Back to the task at hand, Vargas has a date with a 1.54-mile quad oval in Hampton, Georgia on Saturday. Vargas is heading into the weekend with an open mind about how he feels he and the No. 30 team should run.
“For me, I’m not going to target a specific finish, but if I could leave there with a top-10 to top-15, I’ll be okay,” Vargas explained. “If I leave there with a top-10 or a top-five, that’s really mission accomplished. And if we mess around and end up contending for the win, well, then that means we have accomplished all of the goals I have set for my career.
“You also have to be realistic. This is my first-ever truck race. It’s Atlanta, which is a now a superspeedway essentially. There are a lot of things that could happen. We could get mired deep in the pack. Another thing too, I have five or six more opportunities to go out this year and have an opportunity, so I can’t hang everything on one race. But for me, I want to come out of there with a strong finish and a clean truck.”

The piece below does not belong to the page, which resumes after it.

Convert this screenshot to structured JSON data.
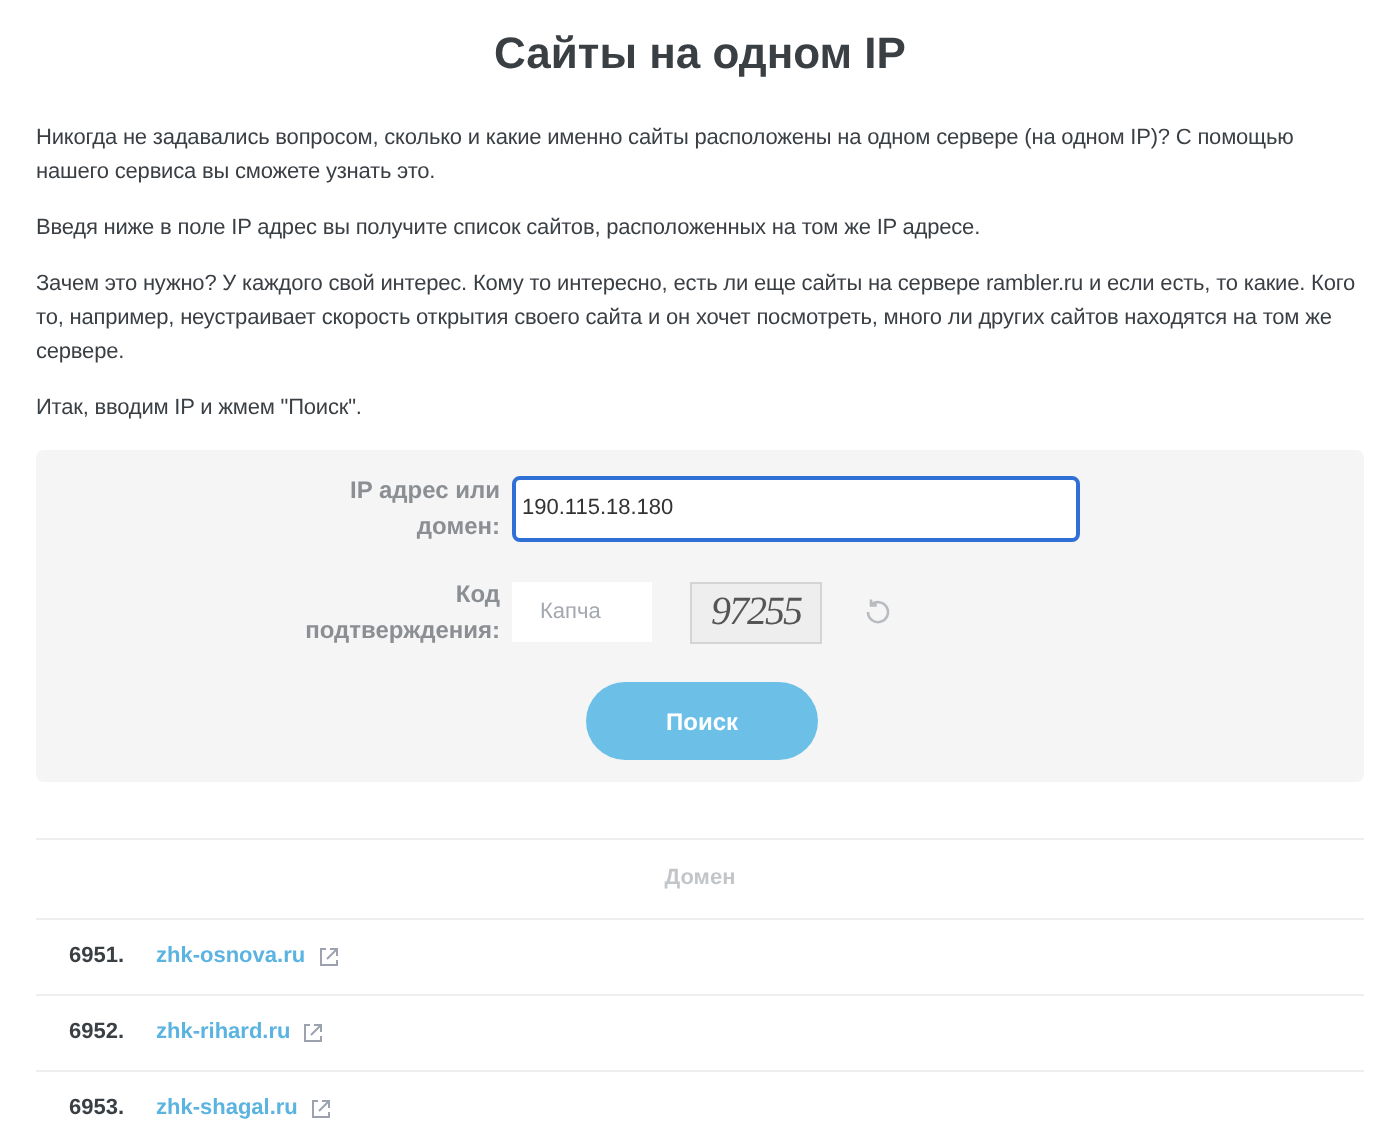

But what if Vargas is leading in those closing laps?
“If I’m leading on the white flag and get turned, I won’t be too mad. I’ll be mad that I lost, but I’ll be stoked that I was leading,” Vargas stated. “I haven’t really been able to go out and contend for a win at this level yet, so if that happens, and I’m not expecting it, but if we go out there and end up being in the mix like that, it’s going to be a really big day for myself, my partner Leargas Security and the team On Point Motorsports. We know what we’re capable of, but we also need to leverage expectations as well.”
Tune into the NASCAR Craftsman Truck Series FR8 208 at Atlanta Motor Speedway on Saturday, March 18th at 2:00 PM ET on FS1 to see how Ryan Vargas does in his first start with the No. 30 On Point Motorsports team.